While these crimes are similar to laws passed in the US and UK following the September 11 terrorist attacks, they are more far-reaching. And because Australia does not have a federal bill of rights, the laws have limited checks and balances.
Prosecuting (and deterring) perpetrators
But how easy would it be to actually prosecute offenders?
The foreign interference crimes apply to conduct that occurs in Australia. So, if the perpetrator was in Australia at the time they engaged in interference, then prosecuting them would be relatively straightforward, provided there was sufficient evidence.
This occurred with former Liberal candidate Duong Di Sanh, who was the first person charged with a foreign interference offence in Australia. He is still awaiting trial and the nature of his alleged interference has not been disclosed.
But a person does not have to be physically in Australia to hire a political consultant for a potential candidate, for example. If an offender is outside Australia at the time of the interference, they could still be charged with a crime. However, prosecuting them would be challenging.
The person would first have to be extradited back to Australia. Some countries do not have an extradition treaty with Australia (or it is not yet in force), such as China. And even if the country is an ally, extradition may be difficult. The attempted extradition of Julian Assange from the UK to the US for espionage crimes is one example of this.
Another problem is the anonymity of the internet and covert nature of foreign interference, which mean it might not even be possible to identify who was responsible for the interference – and therefore who to prosecute.
So, how can we counter the threat?
These examples show why our criminal laws are inadequate to counter the threat of foreign interference.
Not everyone who engages in interference will be prosecuted and punished. And the failure to punish offenders might undermine the deterrence effect of the laws, as others may continue to attempt interference without fear of being caught.
So, what can we do to protect ourselves and our nation?
Reforming the laws will not be very helpful because the problems of extradition and identification of perpetrators will arise no matter how the offences are worded.
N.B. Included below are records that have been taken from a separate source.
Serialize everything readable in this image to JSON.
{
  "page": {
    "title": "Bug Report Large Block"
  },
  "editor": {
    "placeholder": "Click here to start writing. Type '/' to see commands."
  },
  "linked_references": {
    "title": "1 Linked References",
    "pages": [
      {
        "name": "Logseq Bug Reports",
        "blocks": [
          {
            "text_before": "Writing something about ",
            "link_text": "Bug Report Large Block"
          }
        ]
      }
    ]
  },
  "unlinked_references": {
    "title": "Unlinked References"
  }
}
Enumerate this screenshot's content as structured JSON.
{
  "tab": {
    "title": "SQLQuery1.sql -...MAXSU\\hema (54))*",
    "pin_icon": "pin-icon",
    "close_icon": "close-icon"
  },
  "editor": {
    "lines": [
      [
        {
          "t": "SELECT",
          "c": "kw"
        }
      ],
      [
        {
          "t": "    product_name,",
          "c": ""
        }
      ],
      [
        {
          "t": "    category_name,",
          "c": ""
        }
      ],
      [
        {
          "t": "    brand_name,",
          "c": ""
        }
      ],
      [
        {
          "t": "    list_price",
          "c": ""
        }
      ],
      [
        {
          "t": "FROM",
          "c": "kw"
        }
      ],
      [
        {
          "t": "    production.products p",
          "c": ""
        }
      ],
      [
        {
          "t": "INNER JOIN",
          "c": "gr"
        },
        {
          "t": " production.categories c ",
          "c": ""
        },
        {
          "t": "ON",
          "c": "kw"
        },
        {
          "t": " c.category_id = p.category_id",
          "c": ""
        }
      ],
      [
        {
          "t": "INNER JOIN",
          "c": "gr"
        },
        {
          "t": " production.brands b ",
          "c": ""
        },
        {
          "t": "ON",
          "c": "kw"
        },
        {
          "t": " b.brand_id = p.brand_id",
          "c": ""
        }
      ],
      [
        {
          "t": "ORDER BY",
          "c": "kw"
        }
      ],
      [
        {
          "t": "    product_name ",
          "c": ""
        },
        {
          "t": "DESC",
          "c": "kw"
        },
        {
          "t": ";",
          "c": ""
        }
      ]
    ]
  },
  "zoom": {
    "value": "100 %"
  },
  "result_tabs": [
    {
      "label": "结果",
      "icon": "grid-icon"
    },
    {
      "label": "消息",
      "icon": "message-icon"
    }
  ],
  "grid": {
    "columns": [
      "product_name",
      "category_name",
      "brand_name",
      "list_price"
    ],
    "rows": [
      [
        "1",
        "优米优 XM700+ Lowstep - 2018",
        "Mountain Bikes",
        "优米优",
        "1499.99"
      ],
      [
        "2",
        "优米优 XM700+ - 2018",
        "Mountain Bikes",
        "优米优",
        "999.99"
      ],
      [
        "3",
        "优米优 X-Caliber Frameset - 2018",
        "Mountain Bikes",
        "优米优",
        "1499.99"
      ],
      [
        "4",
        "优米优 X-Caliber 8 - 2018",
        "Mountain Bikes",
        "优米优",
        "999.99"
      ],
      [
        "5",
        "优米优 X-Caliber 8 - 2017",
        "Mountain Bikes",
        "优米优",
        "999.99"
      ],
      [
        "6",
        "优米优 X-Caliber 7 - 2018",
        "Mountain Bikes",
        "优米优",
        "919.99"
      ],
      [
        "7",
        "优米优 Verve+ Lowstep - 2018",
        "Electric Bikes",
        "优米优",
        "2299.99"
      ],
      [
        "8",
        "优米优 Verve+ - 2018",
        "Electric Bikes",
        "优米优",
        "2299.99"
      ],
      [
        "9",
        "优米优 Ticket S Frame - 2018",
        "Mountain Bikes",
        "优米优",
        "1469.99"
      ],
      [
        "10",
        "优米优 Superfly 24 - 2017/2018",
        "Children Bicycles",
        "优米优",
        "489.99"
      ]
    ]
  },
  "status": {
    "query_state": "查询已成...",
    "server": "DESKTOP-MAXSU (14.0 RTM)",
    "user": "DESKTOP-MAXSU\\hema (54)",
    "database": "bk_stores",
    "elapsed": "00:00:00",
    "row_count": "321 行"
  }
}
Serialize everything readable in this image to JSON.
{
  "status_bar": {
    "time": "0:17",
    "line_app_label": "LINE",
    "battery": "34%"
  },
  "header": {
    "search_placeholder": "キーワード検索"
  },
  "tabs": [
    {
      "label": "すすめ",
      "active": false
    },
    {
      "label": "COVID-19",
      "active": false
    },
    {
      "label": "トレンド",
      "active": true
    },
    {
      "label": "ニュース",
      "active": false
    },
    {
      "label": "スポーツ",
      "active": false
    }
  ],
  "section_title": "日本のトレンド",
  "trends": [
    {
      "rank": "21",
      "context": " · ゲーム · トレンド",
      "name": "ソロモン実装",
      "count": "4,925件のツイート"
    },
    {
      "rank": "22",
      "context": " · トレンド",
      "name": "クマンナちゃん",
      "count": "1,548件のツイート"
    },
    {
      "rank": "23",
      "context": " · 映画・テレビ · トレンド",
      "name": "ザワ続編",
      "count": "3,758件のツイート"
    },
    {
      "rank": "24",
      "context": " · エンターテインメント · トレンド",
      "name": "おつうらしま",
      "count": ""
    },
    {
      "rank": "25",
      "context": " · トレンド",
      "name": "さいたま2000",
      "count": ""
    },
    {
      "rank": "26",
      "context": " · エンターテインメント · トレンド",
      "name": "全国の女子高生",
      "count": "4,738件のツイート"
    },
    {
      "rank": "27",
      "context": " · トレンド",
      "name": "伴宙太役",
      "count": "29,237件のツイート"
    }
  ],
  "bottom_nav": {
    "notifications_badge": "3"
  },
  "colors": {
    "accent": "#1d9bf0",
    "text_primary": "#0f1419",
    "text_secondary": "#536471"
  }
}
These problems will also arise even if our allies (and other countries) enact similar foreign interference crimes.
According to Burgess, awareness is the most effective defence against foreign interference. Interference attempts are much less likely to succeed if we understand the tactics being used to undermine our sovereignty and democracy.
We must all be aware of what foreign interference looks like. But politicians have a special role to play – they must be aware who they are dealing with, and why.
They must understand the risks of foreign interference, ask the right questions of supporters (including querying what their motives are), be transparent about what type of support they have received, and stay alert to favours being asked of them that conflict with Australia’s interests.
Because of how wide-reaching the threat of foreign interference is, security can no longer be the sole responsibility of agencies like ASIO. It is something we are now all responsible for.
Authors: Sarah Kendall, PhD Candidate in Law, The University of Queensland